Banking giant HSBC expects to pay about two billion US dollars (£1.2 billion) in bonuses this year, its chairman said today.
Douglas Flint told a Treasury select committee that a decision about bonus payments would be made in the next week or two but he gave a rough estimate of the size of the "bonus pool" across the global business for the first time.
Following widespread criticism of bankers' bonuses, Mr Flint also said that some investment bankers' pay had been increased using 150 million US dollars (£93.1 million) that had been taken from the bonus pool.
HSBC was this year due to carry out a review of where its business should be based and Mr Flint could not rule out the possibility that it would move its headquarters from London to Asia.
The bank carried out such a review every three years and this time one of the factors it would consider would be Chancellor George Osborne's £2.5 billion a year bank levy.
Other banks, including those that have been bailed out by the taxpayer, are in the process of deciding how much to pay their staff in bonuses in coming weeks.
Mr Flint said: "We have not yet determined how much it is going to be this year but it's around two billion.
"We should remember that the bonus pot is there to incentivise people to deliver against the objectives they were set at the beginning of the year, not just about profit."
He refused to say how many people in the bank were paid more than £1 million a year, but said he had no objection to disclosing the figure if the other banks also provided the same information.
He also pointed out that HSBC had paid the vast majority of its most senior staff in shares for the past couple of years, which helped to incentivise staff to avoid undue risk.
HSBC's annual report published in March last year showed that it paid three bankers more than £9 million each in 2009.
The chief executive at that time, Michael Geoghegan, donated his £4 million to charities to stave off public anger about pay in the banking sector.

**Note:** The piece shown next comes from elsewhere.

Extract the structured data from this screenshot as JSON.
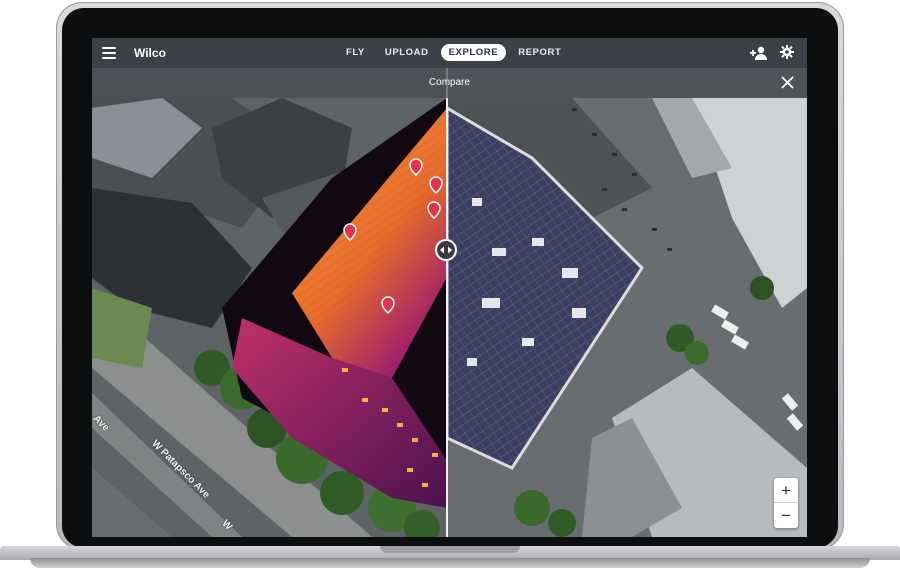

Mr Flint also said that the Project Merlin talks, which aim to get the big five banks to agree to reduce bonuses and increase lending to small businesses, were "very very close" to reaching an agreement.
Mr Flint insisted that HSBC did not intend to move its headquarters abroad but said the bank would look dispassionately at the pros and cons of being based in London.
Its new chief executive, Stuart Gulliver, who took over at the start of the year, had decided to base himself in Hong Kong so he could be close to the rapidly expanding Asian markets.
Mr Flint said there was evidence that London had started losing some banking business to Singapore as companies were attracted by its more favourable tax regime.Reuse content